  1. Jose Pagan Avatar
    Jose Pagan

    Awesome tip. Thank you!

  2. metin Avatar
    metin

    Thank you for the great tip. :)

  3. Mike Lee Avatar
    Mike Lee
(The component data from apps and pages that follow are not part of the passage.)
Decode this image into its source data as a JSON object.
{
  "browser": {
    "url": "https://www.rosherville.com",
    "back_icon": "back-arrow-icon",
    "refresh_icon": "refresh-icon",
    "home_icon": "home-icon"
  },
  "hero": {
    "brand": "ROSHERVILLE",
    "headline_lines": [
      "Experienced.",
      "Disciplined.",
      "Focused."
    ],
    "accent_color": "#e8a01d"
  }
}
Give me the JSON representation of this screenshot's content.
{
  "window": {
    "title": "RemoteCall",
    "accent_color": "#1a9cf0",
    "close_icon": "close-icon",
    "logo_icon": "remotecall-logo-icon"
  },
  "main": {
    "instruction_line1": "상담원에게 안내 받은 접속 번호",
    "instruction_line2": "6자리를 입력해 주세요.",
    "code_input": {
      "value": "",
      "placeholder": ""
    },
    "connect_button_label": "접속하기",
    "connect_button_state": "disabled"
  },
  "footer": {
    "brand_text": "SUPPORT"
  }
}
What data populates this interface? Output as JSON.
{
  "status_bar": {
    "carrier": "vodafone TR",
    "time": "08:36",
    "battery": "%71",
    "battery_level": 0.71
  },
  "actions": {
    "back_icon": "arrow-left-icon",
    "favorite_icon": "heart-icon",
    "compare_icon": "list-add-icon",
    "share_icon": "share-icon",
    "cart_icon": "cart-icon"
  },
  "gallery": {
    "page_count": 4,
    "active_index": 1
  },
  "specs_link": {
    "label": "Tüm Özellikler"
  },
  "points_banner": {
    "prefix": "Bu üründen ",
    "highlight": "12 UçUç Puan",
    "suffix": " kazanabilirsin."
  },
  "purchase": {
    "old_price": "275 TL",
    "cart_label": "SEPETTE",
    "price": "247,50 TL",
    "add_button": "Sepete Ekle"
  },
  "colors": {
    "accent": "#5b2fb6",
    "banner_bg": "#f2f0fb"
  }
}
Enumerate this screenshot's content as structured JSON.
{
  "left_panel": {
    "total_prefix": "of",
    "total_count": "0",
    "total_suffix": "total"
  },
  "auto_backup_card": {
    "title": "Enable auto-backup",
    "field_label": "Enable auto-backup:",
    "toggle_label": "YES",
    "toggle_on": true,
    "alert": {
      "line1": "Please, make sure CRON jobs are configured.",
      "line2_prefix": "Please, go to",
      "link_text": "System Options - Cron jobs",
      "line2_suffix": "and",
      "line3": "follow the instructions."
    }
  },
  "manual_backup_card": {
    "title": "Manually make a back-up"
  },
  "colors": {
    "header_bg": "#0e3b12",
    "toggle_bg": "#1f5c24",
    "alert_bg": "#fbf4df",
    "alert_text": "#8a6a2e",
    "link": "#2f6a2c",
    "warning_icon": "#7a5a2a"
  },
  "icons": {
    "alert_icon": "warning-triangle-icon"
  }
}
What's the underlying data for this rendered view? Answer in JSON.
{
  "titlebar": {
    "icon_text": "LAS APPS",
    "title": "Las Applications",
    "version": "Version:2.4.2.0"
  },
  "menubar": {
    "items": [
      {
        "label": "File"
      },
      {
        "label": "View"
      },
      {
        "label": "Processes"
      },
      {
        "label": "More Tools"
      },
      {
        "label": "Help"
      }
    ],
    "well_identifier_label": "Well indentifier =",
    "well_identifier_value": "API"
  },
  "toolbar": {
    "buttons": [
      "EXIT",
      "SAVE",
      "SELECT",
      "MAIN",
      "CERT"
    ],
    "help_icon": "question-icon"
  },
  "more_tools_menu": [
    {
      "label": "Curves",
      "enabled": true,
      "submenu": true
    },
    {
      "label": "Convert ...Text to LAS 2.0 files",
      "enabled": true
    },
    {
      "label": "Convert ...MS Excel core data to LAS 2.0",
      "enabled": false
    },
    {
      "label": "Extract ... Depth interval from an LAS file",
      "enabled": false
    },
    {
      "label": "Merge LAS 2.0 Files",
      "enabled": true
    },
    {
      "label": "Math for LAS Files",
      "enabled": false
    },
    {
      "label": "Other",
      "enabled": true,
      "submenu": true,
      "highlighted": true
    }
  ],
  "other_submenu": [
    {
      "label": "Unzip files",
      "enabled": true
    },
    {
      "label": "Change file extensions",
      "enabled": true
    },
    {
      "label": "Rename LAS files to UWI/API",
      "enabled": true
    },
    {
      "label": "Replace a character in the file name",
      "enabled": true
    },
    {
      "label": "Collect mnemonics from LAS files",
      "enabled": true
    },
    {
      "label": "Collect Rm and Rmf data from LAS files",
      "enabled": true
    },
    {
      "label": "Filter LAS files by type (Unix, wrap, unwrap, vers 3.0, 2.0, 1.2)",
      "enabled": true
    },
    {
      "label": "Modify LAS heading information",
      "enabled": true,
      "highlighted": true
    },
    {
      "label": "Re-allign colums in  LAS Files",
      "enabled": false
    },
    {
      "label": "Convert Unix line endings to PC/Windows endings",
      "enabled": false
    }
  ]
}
    Thank you. Surprisingly I had never used the eyedropper to assist in removing the aberrations, I had only been ticking the box (which was not always 100% successful).